In your reply, write out the records exactly, each line intact.

Stored items:
++++++++
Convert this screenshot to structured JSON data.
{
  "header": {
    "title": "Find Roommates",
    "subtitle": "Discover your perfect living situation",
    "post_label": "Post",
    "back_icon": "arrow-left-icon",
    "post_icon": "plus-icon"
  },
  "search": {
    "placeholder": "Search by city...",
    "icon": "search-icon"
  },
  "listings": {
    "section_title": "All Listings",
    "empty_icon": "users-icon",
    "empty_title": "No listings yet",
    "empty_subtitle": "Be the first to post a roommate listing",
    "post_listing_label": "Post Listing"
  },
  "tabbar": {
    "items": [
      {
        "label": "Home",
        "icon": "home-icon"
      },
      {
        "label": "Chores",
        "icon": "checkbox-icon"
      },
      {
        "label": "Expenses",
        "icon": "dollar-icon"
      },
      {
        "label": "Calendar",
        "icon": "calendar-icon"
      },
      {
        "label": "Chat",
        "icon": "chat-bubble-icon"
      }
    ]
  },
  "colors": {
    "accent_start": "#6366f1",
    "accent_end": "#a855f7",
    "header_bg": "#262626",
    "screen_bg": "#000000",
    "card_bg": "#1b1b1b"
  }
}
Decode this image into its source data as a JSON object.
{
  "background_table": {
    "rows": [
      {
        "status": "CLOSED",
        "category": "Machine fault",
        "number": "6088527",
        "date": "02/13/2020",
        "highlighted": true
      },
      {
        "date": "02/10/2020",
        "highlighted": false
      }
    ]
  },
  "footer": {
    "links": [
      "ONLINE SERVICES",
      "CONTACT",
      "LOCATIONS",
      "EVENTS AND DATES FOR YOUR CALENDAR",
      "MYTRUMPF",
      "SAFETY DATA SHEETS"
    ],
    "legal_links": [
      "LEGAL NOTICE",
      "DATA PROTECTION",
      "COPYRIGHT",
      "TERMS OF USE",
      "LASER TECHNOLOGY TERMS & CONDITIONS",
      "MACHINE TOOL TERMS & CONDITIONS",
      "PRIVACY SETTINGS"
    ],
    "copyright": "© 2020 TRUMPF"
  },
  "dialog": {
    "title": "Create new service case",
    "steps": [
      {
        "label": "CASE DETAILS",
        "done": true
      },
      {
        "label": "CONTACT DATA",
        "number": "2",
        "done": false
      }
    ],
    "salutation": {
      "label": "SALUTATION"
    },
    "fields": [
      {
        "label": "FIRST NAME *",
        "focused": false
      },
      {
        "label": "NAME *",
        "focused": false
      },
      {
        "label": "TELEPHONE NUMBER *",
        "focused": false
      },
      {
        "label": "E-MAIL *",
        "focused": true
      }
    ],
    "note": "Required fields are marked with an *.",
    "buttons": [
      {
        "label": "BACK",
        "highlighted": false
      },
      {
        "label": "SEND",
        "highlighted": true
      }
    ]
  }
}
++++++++
_Output of the task_.
Convert this screenshot to structured JSON data.
{
  "header": {
    "title": "Find Roommates",
    "subtitle": "Discover your perfect living situation",
    "post_label": "Post",
    "back_icon": "arrow-left-icon",
    "post_icon": "plus-icon"
  },
  "search": {
    "placeholder": "Search by city...",
    "icon": "search-icon"
  },
  "listings": {
    "section_title": "All Listings",
    "empty_icon": "users-icon",
    "empty_title": "No listings yet",
    "empty_subtitle": "Be the first to post a roommate listing",
    "post_listing_label": "Post Listing"
  },
  "tabbar": {
    "items": [
      {
        "label": "Home",
        "icon": "home-icon"
      },
      {
        "label": "Chores",
        "icon": "checkbox-icon"
      },
      {
        "label": "Expenses",
        "icon": "dollar-icon"
      },
      {
        "label": "Calendar",
        "icon": "calendar-icon"
      },
      {
        "label": "Chat",
        "icon": "chat-bubble-icon"
      }
    ]
  },
  "colors": {
    "accent_start": "#6366f1",
    "accent_end": "#a855f7",
    "header_bg": "#262626",
    "screen_bg": "#000000",
    "card_bg": "#1b1b1b"
  }
}
Decode this image into its source data as a JSON object.
{
  "background_table": {
    "rows": [
      {
        "status": "CLOSED",
        "category": "Machine fault",
        "number": "6088527",
        "date": "02/13/2020",
        "highlighted": true
      },
      {
        "date": "02/10/2020",
        "highlighted": false
      }
    ]
  },
  "footer": {
    "links": [
      "ONLINE SERVICES",
      "CONTACT",
      "LOCATIONS",
      "EVENTS AND DATES FOR YOUR CALENDAR",
      "MYTRUMPF",
      "SAFETY DATA SHEETS"
    ],
    "legal_links": [
      "LEGAL NOTICE",
      "DATA PROTECTION",
      "COPYRIGHT",
      "TERMS OF USE",
      "LASER TECHNOLOGY TERMS & CONDITIONS",
      "MACHINE TOOL TERMS & CONDITIONS",
      "PRIVACY SETTINGS"
    ],
    "copyright": "© 2020 TRUMPF"
  },
  "dialog": {
    "title": "Create new service case",
    "steps": [
      {
        "label": "CASE DETAILS",
        "done": true
      },
      {
        "label": "CONTACT DATA",
        "number": "2",
        "done": false
      }
    ],
    "salutation": {
      "label": "SALUTATION"
    },
    "fields": [
      {
        "label": "FIRST NAME *",
        "focused": false
      },
      {
        "label": "NAME *",
        "focused": false
      },
      {
        "label": "TELEPHONE NUMBER *",
        "focused": false
      },
      {
        "label": "E-MAIL *",
        "focused": true
      }
    ],
    "note": "Required fields are marked with an *.",
    "buttons": [
      {
        "label": "BACK",
        "highlighted": false
      },
      {
        "label": "SEND",
        "highlighted": true
      }
    ]
  }
}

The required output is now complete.